Boost your yield with the mobile crop doctor!

Get it now for free!

Hosts

Trigger

The symptoms are caused by the fungus Athelia rolfsii, also known as Sclerotium rolfsii, thereby the common name of the disease. It overwinters in the soil or associated with plant debris. It causes disease on a wide range of agricultural and horticultural crops (lentil, sweet potato, pumpkin, corn, wheat and peanut, to name a few). In favorable conditions, it has an extremely rapid growth and can colonize plant tissues at or near the soil line in question of days. Low soil pH (3.0 to 5.0), frequent irrigation or rain, dense planting and high temperatures (25 to 35 °C) favor the life cycle of the fungus and the infection process. By contrast, calcareous soils with high pH usually do not cause problems. Dissemination depends on the movement of infested soil and water, contaminated tools and equipment, as well as infected plant and animal material (seeds and manure).

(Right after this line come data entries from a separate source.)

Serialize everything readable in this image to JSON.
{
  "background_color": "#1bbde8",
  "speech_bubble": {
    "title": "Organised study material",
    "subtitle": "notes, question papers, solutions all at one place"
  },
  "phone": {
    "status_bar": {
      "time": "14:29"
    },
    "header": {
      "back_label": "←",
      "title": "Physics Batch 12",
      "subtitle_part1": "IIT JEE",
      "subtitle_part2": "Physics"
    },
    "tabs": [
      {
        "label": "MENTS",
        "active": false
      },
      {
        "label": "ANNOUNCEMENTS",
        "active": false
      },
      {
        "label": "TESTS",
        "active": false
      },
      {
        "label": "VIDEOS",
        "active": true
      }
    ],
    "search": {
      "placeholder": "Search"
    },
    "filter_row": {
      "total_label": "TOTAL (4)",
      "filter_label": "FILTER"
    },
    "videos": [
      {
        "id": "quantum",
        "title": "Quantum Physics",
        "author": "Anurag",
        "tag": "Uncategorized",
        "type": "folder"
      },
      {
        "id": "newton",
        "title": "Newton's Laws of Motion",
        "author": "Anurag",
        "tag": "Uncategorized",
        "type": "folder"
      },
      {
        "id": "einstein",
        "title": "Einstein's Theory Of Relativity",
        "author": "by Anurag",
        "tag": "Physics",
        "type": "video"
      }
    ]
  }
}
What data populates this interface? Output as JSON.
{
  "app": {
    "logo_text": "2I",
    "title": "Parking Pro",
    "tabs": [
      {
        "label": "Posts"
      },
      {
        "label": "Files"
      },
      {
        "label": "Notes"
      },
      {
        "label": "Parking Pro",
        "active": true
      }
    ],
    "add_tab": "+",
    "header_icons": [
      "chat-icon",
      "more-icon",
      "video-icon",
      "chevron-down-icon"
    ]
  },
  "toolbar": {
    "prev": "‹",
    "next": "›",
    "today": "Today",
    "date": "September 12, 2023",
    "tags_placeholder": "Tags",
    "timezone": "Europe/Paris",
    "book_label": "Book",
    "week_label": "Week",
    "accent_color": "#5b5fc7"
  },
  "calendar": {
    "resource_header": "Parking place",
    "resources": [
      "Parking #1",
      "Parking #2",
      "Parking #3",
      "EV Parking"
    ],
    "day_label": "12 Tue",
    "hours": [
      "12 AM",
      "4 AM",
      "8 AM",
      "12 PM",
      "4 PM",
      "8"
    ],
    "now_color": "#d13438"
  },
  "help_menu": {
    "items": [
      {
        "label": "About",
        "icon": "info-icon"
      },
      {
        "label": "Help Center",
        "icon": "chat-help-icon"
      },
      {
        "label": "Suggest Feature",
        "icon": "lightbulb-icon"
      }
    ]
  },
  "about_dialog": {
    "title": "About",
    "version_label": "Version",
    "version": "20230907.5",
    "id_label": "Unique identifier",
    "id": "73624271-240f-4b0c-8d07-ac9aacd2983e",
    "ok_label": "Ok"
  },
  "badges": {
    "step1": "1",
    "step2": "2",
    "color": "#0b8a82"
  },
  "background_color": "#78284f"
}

Organic Control

Antagonistic fungi (often in combination with other treatments) can provide some control against this pathogen. Note that results depend greatly on the type of crop and the environmental conditions. Some of the commonly used organisms are Trichoderma harzianum, Trichoderma viride, Bacillus subtilis, Streptomyces philanthisome, Gliocladium virens and some species of Penicillium.

Chemical Control

Always consider an integrated approach with preventive measures together with biological treatments if available. Use of multipurpose soil fumigants before planting provides a good control of the fungus. Products based on metam sodium can be used for the treatment of seedbeds or fields for valuable crops.

Preventive Measures

  • Make sure to use healthy seeds from certified source.
  • Use resistant varieties, if available and plant those on land without previous history of the disease.
  • Check that seeding rate is not too high and allow for good spacing.
  • Planting late may also help to reduce the incidence.
  • Provide the fields with good drainage to prevent excessive soil moisture.
  • Use stake to keep the plants upright if necessary.
  • Do not overwater plants as this favors the fungus.
  • Keep your tools and equipment disinfected and clean.
  • Make sure not to transport soil between fields.
  • Keep the fields free of weeds.
  • Monitor your field for symptoms at least once a week.
  • Pick up any diseased plant or plant part and bury it deep or burn it.
  • Take care not to injure the plants during field work.
  • Use black plastic mulch to cover soil and limit fungal growth.
  • Adjust soil pH through liming.
  • Provide a good fertilization program to strengthen plants.
  • Bury debris 20-30 cm deep in the soil to impair the growth of the fungus and expose the soil to solar radiation.
  • Plan a crop rotation for several years with non-host plants.

We welcome your feedback!

We would love to learn more about our visitors!
Would you mind answering a few quick questions?

Give feedback

Boost your yield with the mobile crop doctor!

Get it now for free!